You have to be 90 years old or older to be a member of the Greatest Generation. If you’re somewhere between 89 and 72, you’re in the Silent Generation. Then comes the Baby Boomers aged 53 to 71, Generation X aged 37 to 52, the Millennials aged 19-36, and Generation Z aged 18 and younger.

Life expectancy at birth hovered around 20 years for most of ancient history as we know it. By the year 1200 we were up to 30 years and didn’t approach 40 years until near the 1800s. By the 1900s, life expectancy started to shoot up. In the last hundred years we’ve added 3 more decades to the average life. Amazing.

Each generation has larger percentages of persons living to advanced ages than the previous. They’re also doing well at it. Each generation also has larger percentages of persons of advanced age living active lifestyles, continuing education, remarrying, following their dreams and passions.

In the Journal of Active Aging, author Lori Bitter provides an article titled The intergenerational imperative: Why we’ve never needed each other more”. She calls the changes across the generational spectrum a “seismic shift” and emphasizes the importance of recognizing interdependence between generations. She underscores that culturally, we haven’t realized the full impact of this new reality.

We recognize shifts in small pieces, not realizing they’re part of a larger whole. Look at shifts in housing for example. Young adults, due to debt or inability to save for down-payments, are living with parents or other older adults. According to Pew Research Center, in 2014, 19 percent of the U.S. population lived with multiple generations under one roof. For the first time, young adults replaced elders as the second adult generation in the household.
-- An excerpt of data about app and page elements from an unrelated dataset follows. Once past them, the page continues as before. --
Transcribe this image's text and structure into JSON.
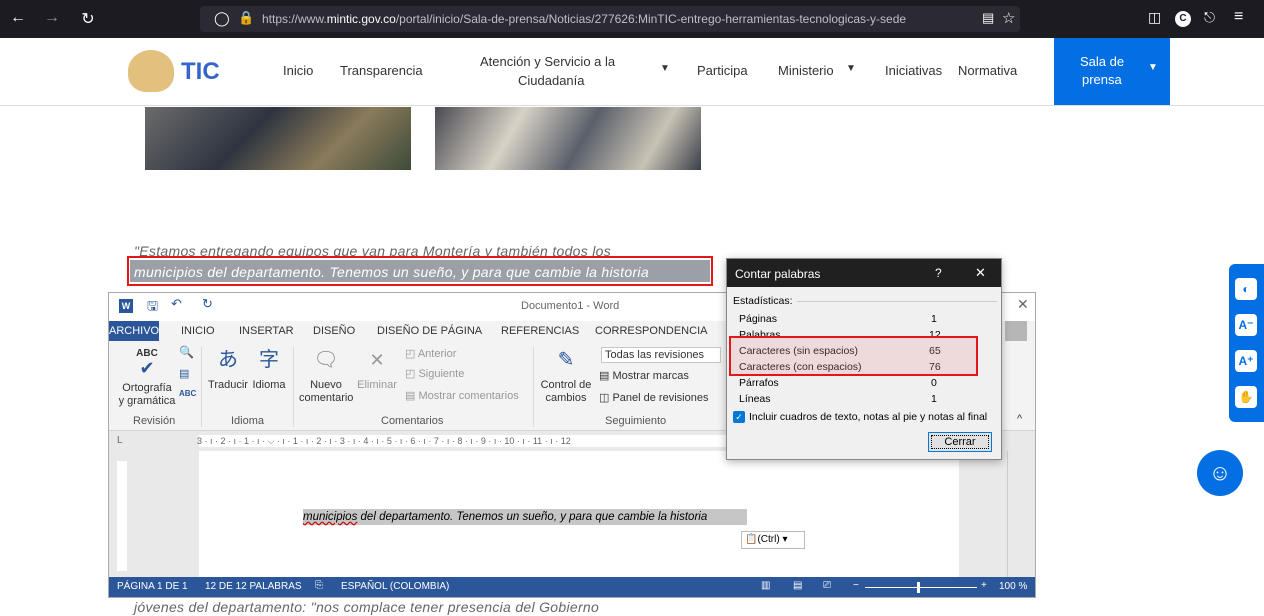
{
  "browser": {
    "url_pre": "https://www.",
    "url_domain": "mintic.gov.co",
    "url_post": "/portal/inicio/Sala-de-prensa/Noticias/277626:MinTIC-entrego-herramientas-tecnologicas-y-sede"
  },
  "site": {
    "logo_text": "TIC",
    "nav": [
      "Inicio",
      "Transparencia",
      "Atención y Servicio a la",
      "Ciudadanía",
      "Participa",
      "Ministerio",
      "Iniciativas",
      "Normativa"
    ],
    "sala_line1": "Sala de",
    "sala_line2": "prensa"
  },
  "article": {
    "line1": "\"Estamos entregando equipos que van para Montería y también todos los",
    "line2": "municipios del departamento. Tenemos un sueño, y para que cambie la historia",
    "bottom": "jóvenes del departamento: \"nos complace tener presencia del Gobierno"
  },
  "word": {
    "title": "Documento1 - Word",
    "tabs": [
      "ARCHIVO",
      "INICIO",
      "INSERTAR",
      "DISEÑO",
      "DISEÑO DE PÁGINA",
      "REFERENCIAS",
      "CORRESPONDENCIA"
    ],
    "ribbon": {
      "ortografia1": "Ortografía",
      "ortografia2": "y gramática",
      "traducir": "Traducir",
      "idioma": "Idioma",
      "nuevo1": "Nuevo",
      "nuevo2": "comentario",
      "eliminar": "Eliminar",
      "anterior": "Anterior",
      "siguiente": "Siguiente",
      "mostrar_com": "Mostrar comentarios",
      "control1": "Control de",
      "control2": "cambios",
      "todas": "Todas las revisiones",
      "marcas": "Mostrar marcas",
      "panel": "Panel de revisiones",
      "g_revision": "Revisión",
      "g_idioma": "Idioma",
      "g_comentarios": "Comentarios",
      "g_seguimiento": "Seguimiento"
    },
    "ruler": "3 · ı · 2 · ı · 1 · ı · ⌵ · ı · 1 · ı · 2 · ı · 3 · ı · 4 · ı · 5 · ı · 6 · ı · 7 · ı · 8 · ı · 9 · ı · 10 · ı · 11 · ı · 12",
    "selected_word": "municipios",
    "selected_rest": " del departamento. Tenemos un sueño, y para que cambie la historia",
    "paste": "(Ctrl)",
    "status": {
      "page": "PÁGINA 1 DE 1",
      "words": "12 DE 12 PALABRAS",
      "lang": "ESPAÑOL (COLOMBIA)",
      "zoom": "100 %"
    }
  },
  "dialog": {
    "title": "Contar palabras",
    "help": "?",
    "header": "Estadísticas:",
    "rows": [
      {
        "label": "Páginas",
        "value": "1"
      },
      {
        "label": "Palabras",
        "value": "12"
      },
      {
        "label": "Caracteres (sin espacios)",
        "value": "65"
      },
      {
        "label": "Caracteres (con espacios)",
        "value": "76"
      },
      {
        "label": "Párrafos",
        "value": "0"
      },
      {
        "label": "Líneas",
        "value": "1"
      }
    ],
    "checkbox": "Incluir cuadros de texto, notas al pie y notas al final",
    "button": "Cerrar"
  }
}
Meanwhile, home ownership doesn’t seem to be a dream for younger generations. Home ownership reached a historic low in 2016, not only due to lack of interest by Millennials, but also increased interest in rentals by Boomers and Generation Xers. A 2015 Harvard University study found families and couples ages 45-64 accounted for about twice the share of renter growth as persons under 35.

To afford housing, shared housing options are growing. Boomers might bring in roommates or rent space to offset costs of their overly large homes; a trend expected to continue. Three generation households are increasingly common. Developers are starting to notice.

Housing is an easy example, but a shift to an intergenerational focus is happening in many fields. Amanda Cavaleri, an AARP Innovation Fellow, founded Connect The Ages, a social enterprise on a mission to connect 5 million students to careers in aging by 2025. She comments, “Most students aren’t aware jobs in aging even exist, let alone future-proof, interdisciplinary jobs with room for advancement.” Connect The Ages regularly releases interviews with Millennials in aging fields related to architecture, entrepreneurs, healthcare, lawyers, policymakers and technology as a means to spark interest.

Increased longevity is creating change for all age groups, all sectors of society. Within the Livable Communities workgroup of the local Strategic Leadership Council, encouraging local decision makers and investors to consider the intergenerational aspect of all communities is a regular focus.

Interdependency between generations is real. Generations need each other and time will pull them closer and closer together. We all can think of examples among our friends and family.

For instance, at a recent Christmas gathering, I mentioned to a grandson that his grandfather and I might need his help with a maintenance project at our cottage where he likes to vacation. He smiled and said, “Grandma, I’ve been waiting for you to ask”. And on we go….